▼▼▼

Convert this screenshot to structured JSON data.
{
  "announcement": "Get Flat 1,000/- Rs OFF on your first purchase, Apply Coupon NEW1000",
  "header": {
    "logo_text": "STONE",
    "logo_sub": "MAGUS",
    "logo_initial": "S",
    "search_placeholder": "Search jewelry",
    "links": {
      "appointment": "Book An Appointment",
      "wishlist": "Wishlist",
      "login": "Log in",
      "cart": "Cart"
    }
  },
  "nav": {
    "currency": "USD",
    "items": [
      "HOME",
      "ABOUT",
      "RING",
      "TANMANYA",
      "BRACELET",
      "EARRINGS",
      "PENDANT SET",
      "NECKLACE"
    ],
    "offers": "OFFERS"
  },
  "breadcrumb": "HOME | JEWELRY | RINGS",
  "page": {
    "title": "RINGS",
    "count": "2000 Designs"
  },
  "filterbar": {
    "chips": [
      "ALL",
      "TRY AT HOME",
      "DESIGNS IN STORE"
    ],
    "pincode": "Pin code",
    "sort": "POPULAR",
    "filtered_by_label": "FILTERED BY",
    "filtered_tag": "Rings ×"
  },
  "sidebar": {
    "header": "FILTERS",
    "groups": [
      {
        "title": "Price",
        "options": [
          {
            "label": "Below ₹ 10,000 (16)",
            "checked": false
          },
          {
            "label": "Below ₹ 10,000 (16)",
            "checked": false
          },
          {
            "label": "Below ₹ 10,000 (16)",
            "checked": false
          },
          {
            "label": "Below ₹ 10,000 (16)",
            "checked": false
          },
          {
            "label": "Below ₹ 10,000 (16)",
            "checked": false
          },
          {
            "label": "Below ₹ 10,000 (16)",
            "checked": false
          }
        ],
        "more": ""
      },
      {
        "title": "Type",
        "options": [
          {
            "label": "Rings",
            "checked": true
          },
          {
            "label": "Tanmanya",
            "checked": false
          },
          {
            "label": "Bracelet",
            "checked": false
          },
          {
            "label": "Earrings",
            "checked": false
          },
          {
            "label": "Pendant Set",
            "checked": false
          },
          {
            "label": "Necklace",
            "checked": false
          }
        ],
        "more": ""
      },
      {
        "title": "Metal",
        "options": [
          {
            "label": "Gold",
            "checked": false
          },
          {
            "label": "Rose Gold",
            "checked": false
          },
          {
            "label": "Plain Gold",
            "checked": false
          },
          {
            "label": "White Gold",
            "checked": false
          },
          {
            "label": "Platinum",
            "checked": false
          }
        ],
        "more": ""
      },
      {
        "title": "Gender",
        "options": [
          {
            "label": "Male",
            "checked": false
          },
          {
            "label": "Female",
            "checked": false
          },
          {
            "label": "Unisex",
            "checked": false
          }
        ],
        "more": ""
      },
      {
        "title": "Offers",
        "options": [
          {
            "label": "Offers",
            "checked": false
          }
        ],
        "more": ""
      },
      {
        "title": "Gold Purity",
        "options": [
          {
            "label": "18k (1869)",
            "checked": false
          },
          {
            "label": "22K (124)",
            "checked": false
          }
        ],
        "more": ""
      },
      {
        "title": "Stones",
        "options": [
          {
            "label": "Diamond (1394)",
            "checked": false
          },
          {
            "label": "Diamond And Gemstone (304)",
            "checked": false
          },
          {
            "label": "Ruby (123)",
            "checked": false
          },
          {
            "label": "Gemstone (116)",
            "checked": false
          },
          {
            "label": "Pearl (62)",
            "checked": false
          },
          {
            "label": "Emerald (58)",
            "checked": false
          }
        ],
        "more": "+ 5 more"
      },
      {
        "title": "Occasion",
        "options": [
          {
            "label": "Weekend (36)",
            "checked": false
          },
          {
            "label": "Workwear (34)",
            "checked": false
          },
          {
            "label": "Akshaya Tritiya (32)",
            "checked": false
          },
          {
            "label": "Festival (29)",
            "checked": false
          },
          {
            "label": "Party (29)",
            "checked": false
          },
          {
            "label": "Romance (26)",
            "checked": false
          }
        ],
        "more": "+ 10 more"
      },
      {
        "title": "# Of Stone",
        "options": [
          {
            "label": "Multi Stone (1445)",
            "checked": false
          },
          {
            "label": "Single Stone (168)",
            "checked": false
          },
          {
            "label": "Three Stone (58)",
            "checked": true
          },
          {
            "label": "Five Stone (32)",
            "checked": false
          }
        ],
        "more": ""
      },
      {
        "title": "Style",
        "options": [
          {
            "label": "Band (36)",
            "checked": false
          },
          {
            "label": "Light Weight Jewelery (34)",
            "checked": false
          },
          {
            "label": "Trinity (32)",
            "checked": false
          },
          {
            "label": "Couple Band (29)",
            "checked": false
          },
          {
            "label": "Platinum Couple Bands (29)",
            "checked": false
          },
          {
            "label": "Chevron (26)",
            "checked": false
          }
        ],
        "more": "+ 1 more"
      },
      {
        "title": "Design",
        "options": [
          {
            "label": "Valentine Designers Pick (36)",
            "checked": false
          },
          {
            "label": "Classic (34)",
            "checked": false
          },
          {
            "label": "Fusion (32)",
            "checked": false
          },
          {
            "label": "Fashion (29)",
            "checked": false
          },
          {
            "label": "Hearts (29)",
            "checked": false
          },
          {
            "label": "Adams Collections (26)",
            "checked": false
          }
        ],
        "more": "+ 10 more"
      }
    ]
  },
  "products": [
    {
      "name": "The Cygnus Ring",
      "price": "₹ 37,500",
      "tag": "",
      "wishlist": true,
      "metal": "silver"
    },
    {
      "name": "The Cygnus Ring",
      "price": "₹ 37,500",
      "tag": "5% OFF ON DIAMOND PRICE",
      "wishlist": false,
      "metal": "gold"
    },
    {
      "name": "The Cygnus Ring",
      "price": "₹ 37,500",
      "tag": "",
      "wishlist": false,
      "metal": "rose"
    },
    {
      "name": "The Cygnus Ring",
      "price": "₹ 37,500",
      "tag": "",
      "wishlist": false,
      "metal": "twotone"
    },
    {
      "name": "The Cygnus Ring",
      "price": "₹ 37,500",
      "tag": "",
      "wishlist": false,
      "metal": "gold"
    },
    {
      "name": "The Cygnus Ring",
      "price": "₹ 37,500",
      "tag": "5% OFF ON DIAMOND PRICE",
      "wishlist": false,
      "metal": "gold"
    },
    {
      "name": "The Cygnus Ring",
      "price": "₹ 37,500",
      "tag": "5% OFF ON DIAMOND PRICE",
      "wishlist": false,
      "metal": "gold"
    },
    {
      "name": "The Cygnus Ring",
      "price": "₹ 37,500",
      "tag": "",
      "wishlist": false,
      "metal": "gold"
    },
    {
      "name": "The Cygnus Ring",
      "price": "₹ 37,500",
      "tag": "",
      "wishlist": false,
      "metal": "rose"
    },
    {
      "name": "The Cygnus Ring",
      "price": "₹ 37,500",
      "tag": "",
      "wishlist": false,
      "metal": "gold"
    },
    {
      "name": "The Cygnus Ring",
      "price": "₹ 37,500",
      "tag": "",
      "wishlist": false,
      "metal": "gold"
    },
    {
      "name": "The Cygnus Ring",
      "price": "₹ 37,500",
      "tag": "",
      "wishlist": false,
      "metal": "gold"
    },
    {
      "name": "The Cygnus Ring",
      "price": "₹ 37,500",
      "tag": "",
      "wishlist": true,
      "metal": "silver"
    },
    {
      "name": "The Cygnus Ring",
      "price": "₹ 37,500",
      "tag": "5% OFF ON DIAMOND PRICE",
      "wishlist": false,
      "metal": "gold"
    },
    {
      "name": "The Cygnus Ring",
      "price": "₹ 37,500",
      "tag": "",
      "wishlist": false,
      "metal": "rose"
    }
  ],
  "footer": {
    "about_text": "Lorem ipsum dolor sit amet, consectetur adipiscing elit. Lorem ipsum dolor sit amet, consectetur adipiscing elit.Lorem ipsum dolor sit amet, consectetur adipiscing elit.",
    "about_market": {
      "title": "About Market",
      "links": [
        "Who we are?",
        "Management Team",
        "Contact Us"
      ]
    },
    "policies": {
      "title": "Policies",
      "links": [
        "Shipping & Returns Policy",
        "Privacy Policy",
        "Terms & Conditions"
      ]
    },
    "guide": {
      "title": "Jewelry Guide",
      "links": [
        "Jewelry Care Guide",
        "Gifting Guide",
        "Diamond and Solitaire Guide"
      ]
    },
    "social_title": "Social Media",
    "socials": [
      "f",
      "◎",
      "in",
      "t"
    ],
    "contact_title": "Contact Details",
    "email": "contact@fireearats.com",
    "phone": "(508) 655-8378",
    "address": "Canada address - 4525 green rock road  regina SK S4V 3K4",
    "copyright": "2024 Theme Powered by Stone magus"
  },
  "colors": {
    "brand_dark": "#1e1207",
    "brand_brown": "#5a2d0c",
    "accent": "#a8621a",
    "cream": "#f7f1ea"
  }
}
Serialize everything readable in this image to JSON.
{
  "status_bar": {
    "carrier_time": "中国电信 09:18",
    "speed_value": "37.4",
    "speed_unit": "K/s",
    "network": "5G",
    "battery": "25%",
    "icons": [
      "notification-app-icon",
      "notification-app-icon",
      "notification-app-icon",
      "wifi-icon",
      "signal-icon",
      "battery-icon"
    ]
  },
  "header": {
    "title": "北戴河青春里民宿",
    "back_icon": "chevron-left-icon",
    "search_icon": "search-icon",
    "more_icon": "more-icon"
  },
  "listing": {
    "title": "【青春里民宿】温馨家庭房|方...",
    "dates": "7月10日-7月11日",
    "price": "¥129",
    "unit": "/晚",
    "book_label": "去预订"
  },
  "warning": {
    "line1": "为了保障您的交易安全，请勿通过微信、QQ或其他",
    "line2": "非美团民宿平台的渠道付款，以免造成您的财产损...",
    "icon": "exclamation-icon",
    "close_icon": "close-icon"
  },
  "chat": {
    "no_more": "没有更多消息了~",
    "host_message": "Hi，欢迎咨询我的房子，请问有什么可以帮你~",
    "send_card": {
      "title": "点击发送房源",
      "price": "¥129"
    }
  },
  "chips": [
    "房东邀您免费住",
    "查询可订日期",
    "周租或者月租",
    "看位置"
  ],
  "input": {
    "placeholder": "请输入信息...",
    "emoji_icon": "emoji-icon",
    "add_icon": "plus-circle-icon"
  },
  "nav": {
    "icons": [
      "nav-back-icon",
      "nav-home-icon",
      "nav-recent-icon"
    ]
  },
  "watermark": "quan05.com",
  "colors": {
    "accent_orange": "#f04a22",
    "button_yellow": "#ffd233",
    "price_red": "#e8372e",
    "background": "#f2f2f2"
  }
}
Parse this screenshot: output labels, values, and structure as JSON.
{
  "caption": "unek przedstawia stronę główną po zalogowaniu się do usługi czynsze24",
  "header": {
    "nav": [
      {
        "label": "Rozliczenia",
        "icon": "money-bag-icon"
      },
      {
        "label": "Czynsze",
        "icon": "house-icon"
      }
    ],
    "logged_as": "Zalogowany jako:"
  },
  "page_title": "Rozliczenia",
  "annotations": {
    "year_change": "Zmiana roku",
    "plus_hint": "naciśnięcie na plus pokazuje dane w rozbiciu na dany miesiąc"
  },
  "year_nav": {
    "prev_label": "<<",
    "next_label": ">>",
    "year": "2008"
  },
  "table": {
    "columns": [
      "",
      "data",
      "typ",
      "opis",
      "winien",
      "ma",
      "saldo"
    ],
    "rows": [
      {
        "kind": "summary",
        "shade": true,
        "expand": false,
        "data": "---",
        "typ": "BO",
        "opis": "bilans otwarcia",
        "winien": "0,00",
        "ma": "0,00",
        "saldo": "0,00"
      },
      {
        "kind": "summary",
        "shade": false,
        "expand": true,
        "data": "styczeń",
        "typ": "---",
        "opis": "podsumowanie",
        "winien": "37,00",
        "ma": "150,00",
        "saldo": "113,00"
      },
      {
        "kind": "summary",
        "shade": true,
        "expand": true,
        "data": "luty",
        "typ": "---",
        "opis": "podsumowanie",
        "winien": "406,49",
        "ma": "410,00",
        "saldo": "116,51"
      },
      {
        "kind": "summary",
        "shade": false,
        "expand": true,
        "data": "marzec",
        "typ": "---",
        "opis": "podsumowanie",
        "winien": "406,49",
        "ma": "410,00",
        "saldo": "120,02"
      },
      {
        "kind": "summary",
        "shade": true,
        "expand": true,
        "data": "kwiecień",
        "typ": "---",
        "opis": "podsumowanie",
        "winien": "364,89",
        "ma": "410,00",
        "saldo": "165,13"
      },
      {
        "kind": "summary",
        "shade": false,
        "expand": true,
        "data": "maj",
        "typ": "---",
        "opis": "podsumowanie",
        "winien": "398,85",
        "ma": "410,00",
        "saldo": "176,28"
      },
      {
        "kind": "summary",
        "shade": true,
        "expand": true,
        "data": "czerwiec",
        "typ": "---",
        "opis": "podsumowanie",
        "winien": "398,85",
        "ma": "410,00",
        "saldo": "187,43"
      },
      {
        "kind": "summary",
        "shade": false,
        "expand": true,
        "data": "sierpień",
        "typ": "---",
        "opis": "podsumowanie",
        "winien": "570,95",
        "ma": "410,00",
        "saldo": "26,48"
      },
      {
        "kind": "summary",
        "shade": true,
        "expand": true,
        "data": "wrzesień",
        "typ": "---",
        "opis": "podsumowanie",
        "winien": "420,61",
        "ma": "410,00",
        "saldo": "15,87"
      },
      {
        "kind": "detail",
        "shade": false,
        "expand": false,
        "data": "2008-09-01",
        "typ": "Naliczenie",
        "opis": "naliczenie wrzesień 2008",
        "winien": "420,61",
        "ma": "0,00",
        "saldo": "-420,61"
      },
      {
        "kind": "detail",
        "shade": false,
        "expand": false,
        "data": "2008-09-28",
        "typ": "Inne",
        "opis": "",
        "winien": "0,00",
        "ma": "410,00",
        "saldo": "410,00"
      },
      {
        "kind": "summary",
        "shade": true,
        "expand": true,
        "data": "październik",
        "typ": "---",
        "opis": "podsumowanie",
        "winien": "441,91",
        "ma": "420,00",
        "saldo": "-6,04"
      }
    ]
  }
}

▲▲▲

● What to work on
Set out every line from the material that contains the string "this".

● Output of the exercise
Convert this screenshot to structured JSON data.
Serialize everything readable in this image to JSON.
Parse this screenshot: output labels, values, and structure as JSON.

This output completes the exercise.